In this study, from a starting group of 107 patients with OLTs that were treated arthroscopically, only those patients older than 50 years (65 patients) were included in this study. Kim and others divided the patients into 2 groups: 35 patients (37 ankles) were treated with arthroscopic marrow stimulation treatment alone (group A) and 30 patients (31 ankles) who underwent MSC injection along with arthroscopic marrow stimulation treatment (group B).

The clinical outcomes for these patients were assessed according to the visual analog scale (VAS) for pain, but there were other measurements as well. For example, how active were the patients? A Tegner score determined how active patients were, which is important because the more active a patient is, the less likely they are to be in pain. Other assessments included the American Orthopaedic Foot and Ankle Society (AOFAS) Ankle-Hindfoot Scale, which measures how well you walk and how much pain you experience when you do it, and other scores for the foot and how well it works

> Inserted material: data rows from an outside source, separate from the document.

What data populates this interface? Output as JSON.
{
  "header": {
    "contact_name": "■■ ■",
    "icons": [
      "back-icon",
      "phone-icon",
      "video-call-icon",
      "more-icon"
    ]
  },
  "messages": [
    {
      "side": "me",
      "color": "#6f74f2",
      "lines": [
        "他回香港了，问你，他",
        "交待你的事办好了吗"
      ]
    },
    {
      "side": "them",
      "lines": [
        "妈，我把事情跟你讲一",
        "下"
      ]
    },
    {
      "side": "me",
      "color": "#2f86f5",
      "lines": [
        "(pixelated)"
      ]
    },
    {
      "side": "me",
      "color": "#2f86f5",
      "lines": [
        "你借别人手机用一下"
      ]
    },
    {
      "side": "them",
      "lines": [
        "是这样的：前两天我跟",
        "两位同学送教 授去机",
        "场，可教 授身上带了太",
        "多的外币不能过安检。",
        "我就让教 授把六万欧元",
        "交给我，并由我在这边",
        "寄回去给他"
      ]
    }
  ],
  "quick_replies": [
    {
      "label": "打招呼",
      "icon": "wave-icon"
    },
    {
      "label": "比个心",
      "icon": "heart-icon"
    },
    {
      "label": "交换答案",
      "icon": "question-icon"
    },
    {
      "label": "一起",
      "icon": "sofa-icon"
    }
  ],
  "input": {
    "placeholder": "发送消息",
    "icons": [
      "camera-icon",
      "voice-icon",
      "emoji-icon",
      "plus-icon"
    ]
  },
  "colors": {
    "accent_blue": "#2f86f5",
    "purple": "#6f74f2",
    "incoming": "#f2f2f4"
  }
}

The outcomes for the study were as follows. Both groups showed a decrease in pain. Group A had a VAS score that started at 7.2 ± 1.1 and fell to 4.0 ± 0.7, whereas group B started at 7.1 ± 1.0 and decreased to 3.2 ± 0.9. Therefore the patients in group B showed a slightly greater decrease in pain over the non-MSC group.

As for the AOFAS score in each group, which measures ankle function and pain while using the ankle, again, both groups showed improvement. Patients in group A went from 68.0 ± 5.5 to 77.2 ± 4.8, and patients in group B went from 68.1 ± 5.6 to 82.6 ± 6.4. Thus the patients who received the MSC treatments used their ankles better than those patient who did not receive MSC treatments, and they also used their ankles with less pain.

A different measure of ankle function, the Roles and Maudsley score, also increased significantly in group A patients as opposed to group A patients at postsurgical follow up (1-4 years after the surgery). However, the real “money” finding of this research was that the patients who had received the MSC injections were significantly more active after surgery than the non-MSC patients. The activity score in patients from group A. Group A patients had a Tegner activity score that went from 3.5 ± 0.8 to 3.6 ± 0.6. That is not a significant increase. However the patients in group B, who had received the injections of their own MSCs into the ankle, had Tegner activity scores that improved from 3.5 ± 0.7 to 3.8 ± 0.7 (P = .041). Thus the patients who had received the MSC injections had less pain, better ankle function with less pain, better ankle and foot function 1-4 years after surgery, and were significantly more active after surgery.

From these data, the authors concluded that injection of MSCs with marrow stimulation treatment was a treatment option in patients older than 50 years than marrow stimulation treatment alone. THis was especially the case if the OTL was larger than 109 square millimeters. Also, those patients in group A who had subchondral cysts did not fare well with their treatment, but there was no such correlation between a poor clinical outcome and the presence of a subchondral cyst in patients from group B.

subchondral cyst in the ankle
subchondral cyst in the ankle

Therefore, even though MSC treatments for OTLs is still in its early stages of development, they seem to have the potential to treat of OLTs in patients older than 50 years. However, this study, while not tiny, is still not all that large, and larger studies are warranted.